**EXERCISE**
Keyword search on "illustration": report each line of the records that contains it.

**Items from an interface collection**
******************************

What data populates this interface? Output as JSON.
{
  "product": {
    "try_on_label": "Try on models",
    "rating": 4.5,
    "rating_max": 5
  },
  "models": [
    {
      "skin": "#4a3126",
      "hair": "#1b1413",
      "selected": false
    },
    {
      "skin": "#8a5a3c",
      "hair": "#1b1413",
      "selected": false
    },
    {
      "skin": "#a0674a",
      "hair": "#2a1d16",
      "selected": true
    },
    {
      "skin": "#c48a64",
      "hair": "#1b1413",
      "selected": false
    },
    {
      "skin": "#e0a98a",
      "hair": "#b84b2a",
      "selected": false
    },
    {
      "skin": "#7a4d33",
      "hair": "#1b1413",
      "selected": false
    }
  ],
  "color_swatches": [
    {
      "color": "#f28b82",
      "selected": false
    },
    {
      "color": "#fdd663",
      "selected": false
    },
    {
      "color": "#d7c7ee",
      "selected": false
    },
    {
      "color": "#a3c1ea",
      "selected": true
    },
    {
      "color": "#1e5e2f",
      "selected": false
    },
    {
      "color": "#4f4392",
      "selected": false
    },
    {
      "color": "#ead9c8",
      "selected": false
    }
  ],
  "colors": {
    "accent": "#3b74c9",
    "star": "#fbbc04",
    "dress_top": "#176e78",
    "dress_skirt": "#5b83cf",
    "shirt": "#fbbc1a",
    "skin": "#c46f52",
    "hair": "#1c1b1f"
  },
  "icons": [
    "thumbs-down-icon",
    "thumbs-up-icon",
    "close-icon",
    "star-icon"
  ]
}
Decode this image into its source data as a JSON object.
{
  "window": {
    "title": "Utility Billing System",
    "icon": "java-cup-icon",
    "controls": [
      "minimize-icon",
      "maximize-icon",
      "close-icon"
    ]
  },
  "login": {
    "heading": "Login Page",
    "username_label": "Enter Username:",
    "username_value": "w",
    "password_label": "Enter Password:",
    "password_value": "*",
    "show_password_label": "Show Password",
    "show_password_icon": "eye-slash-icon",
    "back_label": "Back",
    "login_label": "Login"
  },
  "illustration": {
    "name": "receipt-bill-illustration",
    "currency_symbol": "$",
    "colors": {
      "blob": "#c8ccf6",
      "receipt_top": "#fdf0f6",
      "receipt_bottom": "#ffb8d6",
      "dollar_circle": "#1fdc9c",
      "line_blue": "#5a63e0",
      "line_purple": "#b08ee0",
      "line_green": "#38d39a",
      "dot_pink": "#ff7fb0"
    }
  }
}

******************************

**SOLUTION TO THE PROBLEM**
  "illustration": {
    "name": "receipt-bill-illustration",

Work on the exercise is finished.